According to Ingrid Parchment, executive director of C-CAM, the objective of building the facility is to create public awareness on the importance of wetlands and the habitats that they provide for the various species of birds, fish, plants and other animals in the PBPA.
"We want persons to recognise the importance of the area. It is a place that provides a habitat for animals and the people who rely on the species that grow there. We also want those persons who are destroying the mangroves to understand that they should not abuse the area as mangroves help to protect against storm surges, thus protecting lives," Parchment said.
Parchment said the facility will serve as an educational centre and an income-generating facility for C-CAM and persons living in the PBPA. School groups will also be able to utilise the facility, as well as tourists (local and overseas). A boardwalk leading to nearby ponds will be created so that persons can see the plants and animals.
"We will also have community tour guides and fishers/boat operators who can become involved, once trained and certified, and take persons to view different areas of the PBPA," Parchment said.
The Wetlands Management Interpretation Centre will also serve as a plant nursery as part of a conservation garden programme and, by extension, persons in the community will be encouraged to take these seedlings into their homes.
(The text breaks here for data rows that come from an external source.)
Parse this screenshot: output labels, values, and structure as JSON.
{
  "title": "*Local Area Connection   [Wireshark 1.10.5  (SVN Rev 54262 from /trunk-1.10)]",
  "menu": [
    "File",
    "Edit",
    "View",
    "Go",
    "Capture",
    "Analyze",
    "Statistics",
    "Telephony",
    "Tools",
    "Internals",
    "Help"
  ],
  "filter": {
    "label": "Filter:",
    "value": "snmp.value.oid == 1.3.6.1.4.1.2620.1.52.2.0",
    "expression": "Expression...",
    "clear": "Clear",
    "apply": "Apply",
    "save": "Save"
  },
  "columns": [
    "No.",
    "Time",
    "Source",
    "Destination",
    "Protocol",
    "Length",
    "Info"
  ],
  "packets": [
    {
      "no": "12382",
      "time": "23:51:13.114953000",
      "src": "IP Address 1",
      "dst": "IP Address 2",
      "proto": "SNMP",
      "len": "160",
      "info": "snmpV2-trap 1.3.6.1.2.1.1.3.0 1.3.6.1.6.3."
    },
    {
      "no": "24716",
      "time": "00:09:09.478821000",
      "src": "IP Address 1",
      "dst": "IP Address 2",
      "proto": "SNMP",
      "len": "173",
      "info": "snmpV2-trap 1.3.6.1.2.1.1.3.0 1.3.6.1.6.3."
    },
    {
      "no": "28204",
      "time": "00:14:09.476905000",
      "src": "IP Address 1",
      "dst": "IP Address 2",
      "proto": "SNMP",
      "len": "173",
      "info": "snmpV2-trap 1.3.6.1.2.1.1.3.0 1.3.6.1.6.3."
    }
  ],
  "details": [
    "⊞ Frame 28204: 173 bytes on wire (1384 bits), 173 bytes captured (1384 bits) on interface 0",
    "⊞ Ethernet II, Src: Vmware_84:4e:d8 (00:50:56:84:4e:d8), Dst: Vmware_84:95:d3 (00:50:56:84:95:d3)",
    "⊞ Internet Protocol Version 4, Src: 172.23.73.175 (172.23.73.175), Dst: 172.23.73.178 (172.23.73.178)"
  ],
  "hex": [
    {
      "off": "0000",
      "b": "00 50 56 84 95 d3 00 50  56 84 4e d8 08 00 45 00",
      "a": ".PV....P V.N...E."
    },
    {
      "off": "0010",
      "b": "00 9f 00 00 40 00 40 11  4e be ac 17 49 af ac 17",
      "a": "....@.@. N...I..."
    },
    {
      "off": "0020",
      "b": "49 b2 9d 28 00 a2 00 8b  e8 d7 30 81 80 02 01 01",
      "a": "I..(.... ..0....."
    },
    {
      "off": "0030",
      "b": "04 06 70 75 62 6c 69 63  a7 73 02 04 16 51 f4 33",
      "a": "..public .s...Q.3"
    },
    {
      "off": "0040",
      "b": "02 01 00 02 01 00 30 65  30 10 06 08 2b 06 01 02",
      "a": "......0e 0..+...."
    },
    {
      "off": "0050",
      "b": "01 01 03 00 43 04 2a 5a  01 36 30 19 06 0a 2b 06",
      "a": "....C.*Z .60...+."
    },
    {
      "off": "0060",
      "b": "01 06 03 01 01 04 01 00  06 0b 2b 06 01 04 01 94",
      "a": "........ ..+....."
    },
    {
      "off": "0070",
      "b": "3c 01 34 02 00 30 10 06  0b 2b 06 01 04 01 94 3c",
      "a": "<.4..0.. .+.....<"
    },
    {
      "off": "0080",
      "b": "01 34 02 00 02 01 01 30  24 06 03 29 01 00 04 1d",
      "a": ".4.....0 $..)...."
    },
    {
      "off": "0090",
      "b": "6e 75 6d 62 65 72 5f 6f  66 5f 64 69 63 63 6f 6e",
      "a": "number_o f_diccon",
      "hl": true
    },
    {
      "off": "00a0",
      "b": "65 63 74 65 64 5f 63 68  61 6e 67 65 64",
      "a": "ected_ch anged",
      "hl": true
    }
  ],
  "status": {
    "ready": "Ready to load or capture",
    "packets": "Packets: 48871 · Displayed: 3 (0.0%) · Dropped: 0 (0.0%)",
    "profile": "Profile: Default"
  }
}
The seedlings will include indigenous native plants that are under threat, and these persons will be required to care for them as they mature.
This centre will be funded by the Sugar Transformation Unit, Alcoa Foundation and the Critical Ecosystem Partnership Fund with some interest being shown from the Jamaica Social Investment Fund.
"The property is owned by SCJ Holdings and they have given us permission to construct the centre there. We are still awaiting final permits from NEPA, the Clarendon Parish Council and a license from TPDCo. All being well, we should have all permits in June and construction should be completed towards the end of September," Parchment said.
According to Parchment, community outreach forms a large part of C-CAM's solution strategy as their programmes introduce those living and working in the PBA to be more effective and to find sustainable ways of utilising its natural resources. The Portland Bight Protected Area encloses 1,876 square kilometres of coastal land and sea and is home to birds, iguanas, crocodiles, manatees, marine turtles and fish, many of which are endemic to the area.